Experts warn privacy is ‘virtually impossible’ on iPhones

Apple's default apps are designed in a way that 'users don’t know what is going on.'

If you thought your data was always safe with Apple, you might want to think again.

Turns out, Apple may not be as private as its users think it is.

A new study shows that the default apps pre-downloaded on Apple devices collect your personal data, even when they are deactivated.

Researchers did some digging into these apps' privacy, specifically focusing on Safari, Siri, Family Sharing, iMessage, FaceTime, Location Services, Find My and Touch ID, to see whether the tech giant live up to their slogan: ‘Privacy. That’s Apple.’


‘We focused on apps that are an integral part of the platform and ecosystem,' said associate Professor Janne Lindqvist, head of the computer science department at Aalto University, Finland.

‘These apps are glued to the platform, and getting rid of them is virtually impossible.'

Lindqvist added that the user interface of the iPhone or iPad apps is designed in a way that 'users don’t know what is going on' or how to change its default settings.

‘For example, the user is given the option to enable or not enable Siri, Apple’s virtual assistant. But enabling only refers to whether you use Siri’s voice control.
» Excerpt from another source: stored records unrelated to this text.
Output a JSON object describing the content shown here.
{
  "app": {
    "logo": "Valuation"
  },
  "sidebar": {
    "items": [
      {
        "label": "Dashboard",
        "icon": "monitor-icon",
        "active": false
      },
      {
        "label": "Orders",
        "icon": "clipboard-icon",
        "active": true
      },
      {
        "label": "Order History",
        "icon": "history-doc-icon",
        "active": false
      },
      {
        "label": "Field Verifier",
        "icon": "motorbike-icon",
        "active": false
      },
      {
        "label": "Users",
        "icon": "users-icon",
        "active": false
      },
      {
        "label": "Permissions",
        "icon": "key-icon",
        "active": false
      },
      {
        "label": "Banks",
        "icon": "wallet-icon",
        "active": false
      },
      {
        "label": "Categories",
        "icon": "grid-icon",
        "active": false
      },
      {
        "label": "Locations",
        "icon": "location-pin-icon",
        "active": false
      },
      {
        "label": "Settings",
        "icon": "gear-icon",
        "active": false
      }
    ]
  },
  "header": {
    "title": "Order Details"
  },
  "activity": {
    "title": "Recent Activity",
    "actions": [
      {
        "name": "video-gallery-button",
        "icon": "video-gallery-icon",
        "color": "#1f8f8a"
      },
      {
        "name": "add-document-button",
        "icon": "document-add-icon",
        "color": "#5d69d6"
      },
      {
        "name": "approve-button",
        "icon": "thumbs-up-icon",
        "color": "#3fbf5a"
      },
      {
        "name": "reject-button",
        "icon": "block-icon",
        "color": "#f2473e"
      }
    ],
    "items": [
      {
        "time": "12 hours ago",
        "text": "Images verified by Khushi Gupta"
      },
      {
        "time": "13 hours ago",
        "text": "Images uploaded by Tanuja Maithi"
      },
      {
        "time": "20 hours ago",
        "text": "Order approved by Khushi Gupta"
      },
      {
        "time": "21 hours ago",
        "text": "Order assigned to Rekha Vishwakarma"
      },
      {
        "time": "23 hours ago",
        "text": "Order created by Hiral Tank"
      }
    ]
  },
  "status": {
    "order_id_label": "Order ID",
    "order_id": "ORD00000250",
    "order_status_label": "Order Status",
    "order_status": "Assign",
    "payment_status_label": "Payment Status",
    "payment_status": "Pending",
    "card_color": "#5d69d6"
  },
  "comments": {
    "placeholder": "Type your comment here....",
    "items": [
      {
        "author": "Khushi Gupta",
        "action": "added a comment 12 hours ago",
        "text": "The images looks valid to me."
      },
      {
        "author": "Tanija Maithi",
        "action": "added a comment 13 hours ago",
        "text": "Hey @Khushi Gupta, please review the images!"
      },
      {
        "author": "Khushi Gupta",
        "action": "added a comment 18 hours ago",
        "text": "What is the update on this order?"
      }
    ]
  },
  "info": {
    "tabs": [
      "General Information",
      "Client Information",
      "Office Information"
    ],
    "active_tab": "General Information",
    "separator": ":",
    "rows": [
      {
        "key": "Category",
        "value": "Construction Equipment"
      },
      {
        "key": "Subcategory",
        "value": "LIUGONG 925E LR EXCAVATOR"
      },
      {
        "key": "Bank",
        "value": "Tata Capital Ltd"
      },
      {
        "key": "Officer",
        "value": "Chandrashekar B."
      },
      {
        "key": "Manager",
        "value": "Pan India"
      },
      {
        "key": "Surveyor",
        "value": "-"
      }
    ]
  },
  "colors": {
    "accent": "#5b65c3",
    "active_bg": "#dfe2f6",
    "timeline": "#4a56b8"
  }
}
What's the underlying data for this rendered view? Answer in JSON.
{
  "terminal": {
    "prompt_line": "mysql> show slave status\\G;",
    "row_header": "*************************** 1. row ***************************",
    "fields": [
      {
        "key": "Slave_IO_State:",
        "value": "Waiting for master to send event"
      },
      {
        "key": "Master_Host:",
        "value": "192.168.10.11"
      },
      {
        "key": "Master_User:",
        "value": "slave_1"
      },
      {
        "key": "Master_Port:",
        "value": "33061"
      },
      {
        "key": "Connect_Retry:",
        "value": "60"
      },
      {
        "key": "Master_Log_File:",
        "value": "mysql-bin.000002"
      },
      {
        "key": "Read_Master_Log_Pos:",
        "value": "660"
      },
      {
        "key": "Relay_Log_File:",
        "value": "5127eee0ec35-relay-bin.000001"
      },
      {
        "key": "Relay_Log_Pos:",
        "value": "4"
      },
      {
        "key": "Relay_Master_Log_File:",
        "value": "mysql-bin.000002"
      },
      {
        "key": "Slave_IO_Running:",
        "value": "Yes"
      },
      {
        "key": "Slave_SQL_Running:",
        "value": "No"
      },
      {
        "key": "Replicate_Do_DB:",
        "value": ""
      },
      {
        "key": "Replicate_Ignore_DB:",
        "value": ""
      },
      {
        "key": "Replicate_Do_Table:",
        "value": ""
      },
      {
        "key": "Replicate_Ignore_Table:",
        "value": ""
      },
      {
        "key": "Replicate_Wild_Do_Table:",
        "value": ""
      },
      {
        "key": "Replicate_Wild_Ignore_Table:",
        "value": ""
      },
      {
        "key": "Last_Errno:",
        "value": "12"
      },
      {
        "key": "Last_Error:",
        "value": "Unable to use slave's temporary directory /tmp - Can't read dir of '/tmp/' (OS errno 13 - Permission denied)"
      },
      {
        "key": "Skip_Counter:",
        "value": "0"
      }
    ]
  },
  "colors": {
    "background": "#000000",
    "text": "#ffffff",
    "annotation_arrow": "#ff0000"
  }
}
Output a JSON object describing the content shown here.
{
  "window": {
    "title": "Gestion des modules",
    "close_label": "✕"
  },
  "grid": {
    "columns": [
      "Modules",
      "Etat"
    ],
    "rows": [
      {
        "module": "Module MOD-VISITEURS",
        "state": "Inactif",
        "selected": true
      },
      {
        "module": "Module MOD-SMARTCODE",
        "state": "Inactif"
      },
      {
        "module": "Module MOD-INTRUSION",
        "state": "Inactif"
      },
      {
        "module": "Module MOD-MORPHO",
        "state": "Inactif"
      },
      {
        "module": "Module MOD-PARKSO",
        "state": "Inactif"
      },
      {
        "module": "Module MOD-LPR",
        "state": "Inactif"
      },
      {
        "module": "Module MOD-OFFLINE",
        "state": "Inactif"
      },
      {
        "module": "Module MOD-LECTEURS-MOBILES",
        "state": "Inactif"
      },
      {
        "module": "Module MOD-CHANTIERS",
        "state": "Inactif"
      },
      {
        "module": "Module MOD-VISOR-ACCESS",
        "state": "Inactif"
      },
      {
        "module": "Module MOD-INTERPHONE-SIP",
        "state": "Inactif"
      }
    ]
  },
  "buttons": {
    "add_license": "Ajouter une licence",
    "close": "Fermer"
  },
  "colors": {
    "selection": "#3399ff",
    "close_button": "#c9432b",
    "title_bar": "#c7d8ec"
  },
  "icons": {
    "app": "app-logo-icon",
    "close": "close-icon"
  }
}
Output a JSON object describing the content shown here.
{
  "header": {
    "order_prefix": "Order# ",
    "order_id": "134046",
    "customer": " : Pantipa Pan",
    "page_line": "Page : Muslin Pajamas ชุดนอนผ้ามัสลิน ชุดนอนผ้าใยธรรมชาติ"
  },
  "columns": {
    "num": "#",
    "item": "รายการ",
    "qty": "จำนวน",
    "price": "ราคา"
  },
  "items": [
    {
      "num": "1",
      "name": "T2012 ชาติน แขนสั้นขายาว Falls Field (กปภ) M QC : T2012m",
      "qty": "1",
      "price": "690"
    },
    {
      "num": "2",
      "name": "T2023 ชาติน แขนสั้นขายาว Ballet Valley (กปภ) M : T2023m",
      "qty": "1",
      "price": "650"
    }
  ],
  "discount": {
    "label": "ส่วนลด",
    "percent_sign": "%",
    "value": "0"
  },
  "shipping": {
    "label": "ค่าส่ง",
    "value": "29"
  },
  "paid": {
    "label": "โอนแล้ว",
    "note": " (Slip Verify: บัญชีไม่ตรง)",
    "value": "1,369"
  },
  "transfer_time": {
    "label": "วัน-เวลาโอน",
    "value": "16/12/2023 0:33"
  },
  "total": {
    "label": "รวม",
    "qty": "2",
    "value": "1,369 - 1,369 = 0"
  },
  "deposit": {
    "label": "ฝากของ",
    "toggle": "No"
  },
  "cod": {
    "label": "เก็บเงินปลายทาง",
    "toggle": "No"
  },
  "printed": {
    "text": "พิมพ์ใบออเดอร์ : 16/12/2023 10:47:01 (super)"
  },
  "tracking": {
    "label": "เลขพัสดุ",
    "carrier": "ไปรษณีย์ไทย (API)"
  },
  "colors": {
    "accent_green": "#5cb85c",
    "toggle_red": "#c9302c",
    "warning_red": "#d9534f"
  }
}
‘Siri collects data in the background from other apps you use, regardless of your choice, unless you understand how to go into the settings and specifically change that.’

The team notes that protecting your privacy on an Apple device isn't as simple as it seems and requires tech-savvy knowledge and determination.

The study let the participants try to figure out how to protect their privacy by going through their settings.

Tero Vesalainen/ Getty
Tero Vesalainen/ Getty

Amel Bourdoucen, a doctoral researcher at Aalto, said: ‘The online instructions for restricting data access are very complex and confusing, and the steps required are scattered in different places.

‘There’s no clear direction on whether to go to the app settings, the central settings – or even both.

Even with a nudge in the right direction, participants struggled - with no one fully succeeding. Plus, it took them all a long time to find and adjust the settings to enhance their privacy.

‘It turned out that the participants weren’t able to prevent any of the apps from sharing their data with other applications or the service provider.’

The researchers say that they can’t be certain what Apple does with the data collected, but they predict that it is mainly for training the AI behind Siri and providing personalised experiences.

So it seems we're never really safe from tech giants taking our data.

Featured Image Credit: damircudic/Tero Vesalainen/ Getty